Slate School is an independent elementary school in North Haven, CT. Its 25-acre parcel is a beautiful plot of land, with both open meadow lands and forest. When school leaders approached us to design the school building, they expressed their vision of capitalizing on this incredible setting and having nature play a central role in the layout both of the school’s interior spaces and the outdoor play areas.
READ MORE: How to Design a Natural Playscape
Another project where the school requested our assistance was the design of a greenhouse and gardens. Knowing that nature is such an engaging and effective educational tool, teachers came up with the idea of building both outdoor and indoor growing areas so that students can enjoy hands-on, nature-based learning all year long. From the impact of variables like water, sun, and shade, to growing seasons, to helping kids understand where their food comes from, they knew that the educational opportunities with these kinds of resources would be virtually limitless.
Anatomy of an Educational Greenhouse and Gardens
In developing our design for the Slate School greenhouse and gardens, we felt it needed to include multiple areas, each with different attributes and providing unique opportunities for fun and learning. We came up with four growing zones: raised plant beds, a vegetable garden surrounded by a screened fence, a greenhouse, and landscaped beds.
Teachers will use these areas in different ways:
- The raised plant beds enable easy viewing, watering, and gathering.
- The screened garden allows for the growth of fruits, vegetables, herbs, and flowers while keeping deer, rabbits, and other animals at bay.
- The greenhouse accommodates year-round growing.
- The surrounding landscaping with native species provides for a variety of colors, smells, and textures at different times of the year.
Overall, having four growing areas also allows for many children to be involved in learning activities at one time, and the variety of settings will be effective in helping to increase interest and engagement.
The Strategy Behind Our Plan
Nature is very resilient. As Jeff Goldblum’s character in Jurassic Park famously said, “Life finds a way.” Consequently, it would be easy to believe that any layout for the greenhouse and gardens at Slate School would be acceptable. However, we wanted to maximize the growing potential of these areas.
So, we consulted a landscape architect for insights on the best way to orient the areas with respect to sun, shade, and wind, and also on the sizing of the gardens and greenhouse. For example, we positioned the gardens to maximize sun in some areas while being shaded in others, to allow for the growth of various species.
But, producing healthy plants was only part of the equation.

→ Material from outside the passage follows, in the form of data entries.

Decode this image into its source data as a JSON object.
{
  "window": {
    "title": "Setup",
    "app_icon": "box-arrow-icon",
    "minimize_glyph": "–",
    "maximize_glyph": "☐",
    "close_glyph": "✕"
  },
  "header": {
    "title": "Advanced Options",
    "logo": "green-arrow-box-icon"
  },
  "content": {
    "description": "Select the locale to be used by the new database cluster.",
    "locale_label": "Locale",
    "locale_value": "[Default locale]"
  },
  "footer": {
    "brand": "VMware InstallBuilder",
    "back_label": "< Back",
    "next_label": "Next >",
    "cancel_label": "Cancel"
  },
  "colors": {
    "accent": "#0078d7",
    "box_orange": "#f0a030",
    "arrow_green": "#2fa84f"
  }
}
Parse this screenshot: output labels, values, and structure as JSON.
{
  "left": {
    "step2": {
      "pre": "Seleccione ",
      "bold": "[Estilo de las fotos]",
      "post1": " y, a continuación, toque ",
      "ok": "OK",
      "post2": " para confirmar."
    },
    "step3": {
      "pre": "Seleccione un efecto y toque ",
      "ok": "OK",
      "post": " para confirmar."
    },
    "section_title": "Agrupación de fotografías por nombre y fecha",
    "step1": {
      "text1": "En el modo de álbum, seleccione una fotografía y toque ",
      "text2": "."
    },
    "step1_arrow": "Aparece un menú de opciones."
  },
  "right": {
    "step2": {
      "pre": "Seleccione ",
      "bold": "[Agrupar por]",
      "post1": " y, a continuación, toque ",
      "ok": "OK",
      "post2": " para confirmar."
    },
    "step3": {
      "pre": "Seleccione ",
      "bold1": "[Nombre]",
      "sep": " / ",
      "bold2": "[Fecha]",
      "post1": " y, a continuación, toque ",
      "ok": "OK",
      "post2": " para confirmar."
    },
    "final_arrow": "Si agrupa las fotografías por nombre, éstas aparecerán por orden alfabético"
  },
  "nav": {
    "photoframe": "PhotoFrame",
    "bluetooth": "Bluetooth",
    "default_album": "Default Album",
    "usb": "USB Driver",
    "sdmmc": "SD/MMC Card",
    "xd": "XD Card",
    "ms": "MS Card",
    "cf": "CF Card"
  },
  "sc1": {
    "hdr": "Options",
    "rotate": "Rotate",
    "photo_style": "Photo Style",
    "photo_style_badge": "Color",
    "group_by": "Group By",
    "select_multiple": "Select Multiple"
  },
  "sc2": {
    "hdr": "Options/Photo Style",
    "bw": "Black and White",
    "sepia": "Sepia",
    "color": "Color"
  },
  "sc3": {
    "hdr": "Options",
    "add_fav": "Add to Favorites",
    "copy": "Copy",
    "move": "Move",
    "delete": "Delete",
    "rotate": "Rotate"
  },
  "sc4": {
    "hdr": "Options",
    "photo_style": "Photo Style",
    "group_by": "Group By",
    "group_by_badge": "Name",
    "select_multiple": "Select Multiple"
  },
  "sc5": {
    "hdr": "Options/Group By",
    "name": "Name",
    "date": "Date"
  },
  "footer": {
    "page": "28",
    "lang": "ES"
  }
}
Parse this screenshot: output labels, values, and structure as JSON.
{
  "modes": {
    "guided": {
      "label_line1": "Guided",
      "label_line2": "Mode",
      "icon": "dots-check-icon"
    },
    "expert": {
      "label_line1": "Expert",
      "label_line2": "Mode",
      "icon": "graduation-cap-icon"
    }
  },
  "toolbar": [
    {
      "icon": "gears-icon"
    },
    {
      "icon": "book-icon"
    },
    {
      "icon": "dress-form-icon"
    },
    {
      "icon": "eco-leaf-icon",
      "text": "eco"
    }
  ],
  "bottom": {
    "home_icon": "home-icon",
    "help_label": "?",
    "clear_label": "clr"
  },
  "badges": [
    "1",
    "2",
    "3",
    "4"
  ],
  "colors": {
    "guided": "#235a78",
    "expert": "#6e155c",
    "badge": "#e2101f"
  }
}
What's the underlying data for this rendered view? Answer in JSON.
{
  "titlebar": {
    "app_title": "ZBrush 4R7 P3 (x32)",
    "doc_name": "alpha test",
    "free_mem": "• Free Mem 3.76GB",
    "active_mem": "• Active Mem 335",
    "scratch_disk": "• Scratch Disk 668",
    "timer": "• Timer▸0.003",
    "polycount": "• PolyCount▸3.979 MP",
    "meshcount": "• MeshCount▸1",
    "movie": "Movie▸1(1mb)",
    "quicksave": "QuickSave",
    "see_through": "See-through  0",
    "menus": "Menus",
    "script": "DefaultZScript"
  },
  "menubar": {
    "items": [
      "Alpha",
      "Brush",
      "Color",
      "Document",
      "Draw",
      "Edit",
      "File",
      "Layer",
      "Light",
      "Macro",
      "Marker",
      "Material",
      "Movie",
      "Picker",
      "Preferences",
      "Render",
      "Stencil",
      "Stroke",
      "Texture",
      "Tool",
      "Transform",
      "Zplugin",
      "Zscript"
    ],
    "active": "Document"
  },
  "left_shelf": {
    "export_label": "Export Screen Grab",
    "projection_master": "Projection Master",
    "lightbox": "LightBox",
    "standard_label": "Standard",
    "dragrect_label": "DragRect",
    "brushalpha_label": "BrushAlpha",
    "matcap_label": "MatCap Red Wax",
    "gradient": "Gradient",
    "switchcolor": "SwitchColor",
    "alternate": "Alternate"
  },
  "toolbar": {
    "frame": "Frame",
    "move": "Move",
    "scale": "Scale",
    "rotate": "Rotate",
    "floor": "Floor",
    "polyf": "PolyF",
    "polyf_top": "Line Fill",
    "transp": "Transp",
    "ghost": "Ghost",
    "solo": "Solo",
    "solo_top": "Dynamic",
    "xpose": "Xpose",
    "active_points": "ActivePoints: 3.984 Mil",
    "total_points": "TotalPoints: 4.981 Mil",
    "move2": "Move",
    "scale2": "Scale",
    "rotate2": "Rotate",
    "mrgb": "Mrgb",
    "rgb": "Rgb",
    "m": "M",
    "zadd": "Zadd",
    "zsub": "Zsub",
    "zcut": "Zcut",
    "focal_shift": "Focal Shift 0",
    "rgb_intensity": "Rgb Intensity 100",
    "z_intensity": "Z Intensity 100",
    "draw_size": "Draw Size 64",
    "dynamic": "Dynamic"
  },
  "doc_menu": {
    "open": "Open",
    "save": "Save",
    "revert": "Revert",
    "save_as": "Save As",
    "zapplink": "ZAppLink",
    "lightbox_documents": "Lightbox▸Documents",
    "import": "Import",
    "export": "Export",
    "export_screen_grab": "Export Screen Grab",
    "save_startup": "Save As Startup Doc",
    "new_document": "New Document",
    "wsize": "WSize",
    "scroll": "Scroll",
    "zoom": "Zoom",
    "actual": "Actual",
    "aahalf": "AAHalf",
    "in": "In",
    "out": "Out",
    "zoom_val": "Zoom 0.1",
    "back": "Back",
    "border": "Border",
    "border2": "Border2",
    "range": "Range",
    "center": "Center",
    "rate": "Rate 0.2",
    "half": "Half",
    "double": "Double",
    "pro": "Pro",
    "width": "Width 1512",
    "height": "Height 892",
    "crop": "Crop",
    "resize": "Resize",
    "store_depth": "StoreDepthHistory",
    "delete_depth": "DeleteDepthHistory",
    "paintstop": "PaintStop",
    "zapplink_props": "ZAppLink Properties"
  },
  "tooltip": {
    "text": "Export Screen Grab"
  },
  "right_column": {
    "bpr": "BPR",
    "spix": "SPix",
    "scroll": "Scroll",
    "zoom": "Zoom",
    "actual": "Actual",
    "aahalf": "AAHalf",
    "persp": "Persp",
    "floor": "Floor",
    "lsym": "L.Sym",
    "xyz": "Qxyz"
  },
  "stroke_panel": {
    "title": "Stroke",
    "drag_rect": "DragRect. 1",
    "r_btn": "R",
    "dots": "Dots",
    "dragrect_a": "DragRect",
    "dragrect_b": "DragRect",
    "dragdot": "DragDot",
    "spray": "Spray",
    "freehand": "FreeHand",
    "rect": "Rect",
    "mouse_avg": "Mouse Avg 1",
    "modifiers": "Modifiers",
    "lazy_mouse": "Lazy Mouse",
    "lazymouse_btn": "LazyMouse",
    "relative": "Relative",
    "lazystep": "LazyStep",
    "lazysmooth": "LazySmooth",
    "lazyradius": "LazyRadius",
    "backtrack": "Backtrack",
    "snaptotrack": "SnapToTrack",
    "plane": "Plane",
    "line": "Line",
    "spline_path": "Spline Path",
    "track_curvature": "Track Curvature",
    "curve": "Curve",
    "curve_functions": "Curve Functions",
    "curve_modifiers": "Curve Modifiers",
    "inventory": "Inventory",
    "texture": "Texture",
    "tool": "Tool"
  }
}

More importantly, the growing areas had to be designed in a way that will benefit generations of gardeners who will make their way through Slate School. For best practices from that perspective, we turned to the teachers, who provided excellent, actionable input.
And, of course, as designers we wanted to ensure that the structures are as aesthetically pleasing as they are functional. To that end, our designs call for the same types of materials already in use in the school building, namely cedar, aluminum, and glass.
Helping Students Stay Rooted in Nature
As the digital universe continues to expand and demand more of our time, it is important that today’s children and future generations don’t take the physical universe for granted. We’re proud to have played a role in helping Slate School teach kids important lessons about the planet they are inheriting.
If you have questions about this project, other projects profiled on our website, or our architecture and design services in general, please contact us at your convenience.